David McCullough never disappoints. His latest book, THE PIONEERS, is the story of three New Englanders who opened the Northwest Territory to settlement in late eighteenth-century America. John Adams negotiated the acquisition of the Northwest Territory from the British at the close of the Revolutionary War. McCullough’s portrait begins.
Fellow New Englanders, also from Massachusetts, General Rufus Putnam and the Reverend Manasseh Cutler pioneered the first settlements along the Ohio River near present day Marietta, Ohio. Both men are also credited with prohibiting slavery in the future Northwest Territory states of Ohio, Indiana, Illinois, Michigan and Wisconsin. McCullough’s book is the story of these and other pioneering families and their descendants who settled the American frontier west of the Allegheny Mountains. The research is impeccable and the storytelling is classic David McCullough.
I came upon an earlier McCullough book that I had overlooked. BRAVE COMPANIONS is the well told stories of remarkable individuals who have contributed greatly to the American landscape: Amazon River explorer Alexander von Humboldt; Harriet Beecher Stowe and the impact of Uncle Tom’s Cabin; Frederic Remington; Louis Agassiz of Harvard; The Lindbergs; Harry Caudill a lawyer who opened to the world the tragic stories of Appalachia; David Plowden the photographer of vanishing America. David McCullough illuminates these uncommon individuals.
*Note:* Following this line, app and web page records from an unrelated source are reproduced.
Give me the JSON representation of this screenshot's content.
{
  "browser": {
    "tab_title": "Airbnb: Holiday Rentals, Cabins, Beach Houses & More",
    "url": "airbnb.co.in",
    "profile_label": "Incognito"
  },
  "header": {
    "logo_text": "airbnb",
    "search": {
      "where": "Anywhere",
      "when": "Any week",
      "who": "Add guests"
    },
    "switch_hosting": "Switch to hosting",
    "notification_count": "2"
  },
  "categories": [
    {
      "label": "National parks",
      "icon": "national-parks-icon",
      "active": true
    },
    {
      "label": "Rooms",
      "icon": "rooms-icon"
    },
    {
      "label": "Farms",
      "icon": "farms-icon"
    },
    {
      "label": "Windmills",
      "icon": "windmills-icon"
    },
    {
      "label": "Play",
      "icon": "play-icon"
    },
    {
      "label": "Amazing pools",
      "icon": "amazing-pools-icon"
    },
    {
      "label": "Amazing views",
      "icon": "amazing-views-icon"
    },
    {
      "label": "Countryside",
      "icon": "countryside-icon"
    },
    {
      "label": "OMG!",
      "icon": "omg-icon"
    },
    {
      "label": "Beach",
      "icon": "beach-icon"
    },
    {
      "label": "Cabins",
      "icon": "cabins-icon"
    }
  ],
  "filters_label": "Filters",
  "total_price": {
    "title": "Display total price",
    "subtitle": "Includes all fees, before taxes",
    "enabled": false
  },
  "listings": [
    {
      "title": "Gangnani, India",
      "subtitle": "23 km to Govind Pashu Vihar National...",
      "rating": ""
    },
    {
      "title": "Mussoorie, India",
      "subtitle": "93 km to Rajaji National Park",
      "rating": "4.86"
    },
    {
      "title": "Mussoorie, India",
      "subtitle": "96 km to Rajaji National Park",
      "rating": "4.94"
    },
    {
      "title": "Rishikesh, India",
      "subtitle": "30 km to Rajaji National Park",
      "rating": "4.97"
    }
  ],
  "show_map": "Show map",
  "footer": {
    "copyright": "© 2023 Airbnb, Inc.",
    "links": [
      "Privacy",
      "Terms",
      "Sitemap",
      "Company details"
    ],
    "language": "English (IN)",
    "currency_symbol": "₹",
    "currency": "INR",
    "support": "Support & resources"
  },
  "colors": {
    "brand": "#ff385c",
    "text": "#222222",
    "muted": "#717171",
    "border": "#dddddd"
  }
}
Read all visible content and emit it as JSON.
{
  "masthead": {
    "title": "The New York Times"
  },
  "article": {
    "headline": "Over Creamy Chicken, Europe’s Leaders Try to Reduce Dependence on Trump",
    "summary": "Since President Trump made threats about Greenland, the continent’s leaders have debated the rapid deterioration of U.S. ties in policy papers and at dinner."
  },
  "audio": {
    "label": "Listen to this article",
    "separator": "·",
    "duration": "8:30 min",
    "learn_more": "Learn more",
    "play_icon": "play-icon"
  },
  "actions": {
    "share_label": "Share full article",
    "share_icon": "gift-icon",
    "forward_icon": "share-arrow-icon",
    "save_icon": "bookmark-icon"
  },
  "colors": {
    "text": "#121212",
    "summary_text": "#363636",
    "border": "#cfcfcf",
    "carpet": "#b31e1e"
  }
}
BRAVE COMPANIONS is a short but marvelously enlightening read.
” How can we know who we are and where we are going if we don’t know anything about where we have come from and what we have been through, the courage shown, the costs paid, to be where we are?” David McCullough, BRAVE COMPANIONS, 1992.